Later in the day, you’ll enjoy a picturesque finish on the 305m par-4 18th hole which rewards the straight hitter. A good drive finishing on the right side will take the bunker on the front left of the green out of play. A well-hit mid-to short-iron approach will leave your ball on a long green which slopes towards the lake … ahead of a long drive home after a busy few days searching for golfing gold. 



Visit Sovereign Hill
Sovereign Hill is a living museum presenting the story of Ballarat as a gold rush boomtown. Gold was discovered here in 1851, triggering the greatest alluvial gold rush the world has ever known. This isn’t the history lesson you were given at school – Sovereign Hill puts you at the heart of the action.

Head to the Old Mill
Discover the unexpected around every corner at The Mill Castlemaine – home to more than 40 small businesses set in a reimagined 1870s woollen mill.
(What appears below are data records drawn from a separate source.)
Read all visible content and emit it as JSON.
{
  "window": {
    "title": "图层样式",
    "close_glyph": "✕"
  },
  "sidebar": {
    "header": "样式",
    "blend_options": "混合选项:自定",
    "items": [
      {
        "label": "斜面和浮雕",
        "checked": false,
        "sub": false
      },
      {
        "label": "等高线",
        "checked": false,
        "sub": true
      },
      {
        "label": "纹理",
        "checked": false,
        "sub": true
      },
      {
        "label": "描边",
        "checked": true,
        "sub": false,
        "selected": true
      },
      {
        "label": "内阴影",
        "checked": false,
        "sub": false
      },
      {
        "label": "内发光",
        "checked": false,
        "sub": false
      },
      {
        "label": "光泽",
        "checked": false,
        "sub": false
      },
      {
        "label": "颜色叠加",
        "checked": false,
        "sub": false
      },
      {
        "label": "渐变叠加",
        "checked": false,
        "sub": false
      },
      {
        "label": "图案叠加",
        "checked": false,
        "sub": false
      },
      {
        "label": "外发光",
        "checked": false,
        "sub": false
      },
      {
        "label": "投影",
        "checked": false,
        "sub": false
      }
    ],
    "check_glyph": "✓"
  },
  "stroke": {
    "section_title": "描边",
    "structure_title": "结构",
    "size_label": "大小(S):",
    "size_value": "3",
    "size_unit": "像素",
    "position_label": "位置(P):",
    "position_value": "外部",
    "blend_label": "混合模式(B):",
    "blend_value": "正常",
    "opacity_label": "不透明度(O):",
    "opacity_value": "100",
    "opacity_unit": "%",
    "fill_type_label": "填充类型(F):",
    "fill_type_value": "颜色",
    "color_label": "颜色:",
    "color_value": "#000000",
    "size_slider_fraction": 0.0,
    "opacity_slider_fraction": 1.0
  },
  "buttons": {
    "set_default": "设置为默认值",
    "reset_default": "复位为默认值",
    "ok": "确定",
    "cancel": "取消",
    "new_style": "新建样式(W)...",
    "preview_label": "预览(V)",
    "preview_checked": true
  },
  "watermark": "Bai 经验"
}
Experience Viennese opulence at Das Kaffeehaus, where lovingly prepared sausages, schnitzels and strudels are partnered with rich brews, whipped up using beans from the on-site roastery.

The Goldfields’ Scenic lookouts
By now you’ve guessed the region is known for its rocks, especially gold-bearing quartz. However, the landscape is also littered with outcrops of granite, rising high over the plains. As such, you’re never far from a great view. The best places to start are Mount Moorul, overlooking the little town of Maldon, Mount Warrenhelp, Tipperary Hill, Mount Buninyong, and Mount Egbert, known locally as “The Granites”.

Reboot at Hepburn Springs
Rest and rejuvenate in the enriching natural waters of Hepburn Springs – on the land of the Dja Dja Wurrung people. In the middle of Australia’s largest concentration of mineral springs, they’re full of health-giving qualities. Sample the bounty of the early Swiss Italian migrants and discover a vibrant community of artists, healers, gardeners, writers and musicians.

Marvel at Trentham Falls
Stunning Trentham Falls is one of the longest single-drop waterfalls in Victoria, plunging some 32 metres over ancient basalt columns. It is particularly impressive in winter, when rain creates the strongest flow. Pack a basket and enjoy the picnic area in bush surroundings, a short walk from the carpark and viewing area.

Dingo Discovery Sanctuary and Research Centre
The Sanctuary is a unique conservation establishment set on 40 acres in the picturesque foothills of the Macedon Ranges. It is situated only 35 minutes from the CBD to Melbourne’s north-west, in the City of Melton, abutting the Pyrite State Forest, and only 30 minutes from Melbourne Airport.

Horsham Town Hall and Regional Art Gallery
The Horsham Town Hall and Horsham Regional Art Gallery complex provides world-class performance, visual arts and conferencing facilities and allows the local and regional visitors a place to enjoy the highest-quality international, national and locally produced exhibitions, events and performances.


Horsham Golf Club; (03) 5382 1652

Gisborne Golf Club; (03) 5428 2493

Trentham Golf Club; (03) 5424 1046

Hepburn Golf;  (03) 5348 2185

Castlemaine Golf Club; (03) 5472 1682

© Golf Australia. All rights reserved.

Source link

You may also like

Are you sure want to unlock this post?
Unlock left : 0
Are you sure want to cancel subscription?
Update Required Flash plugin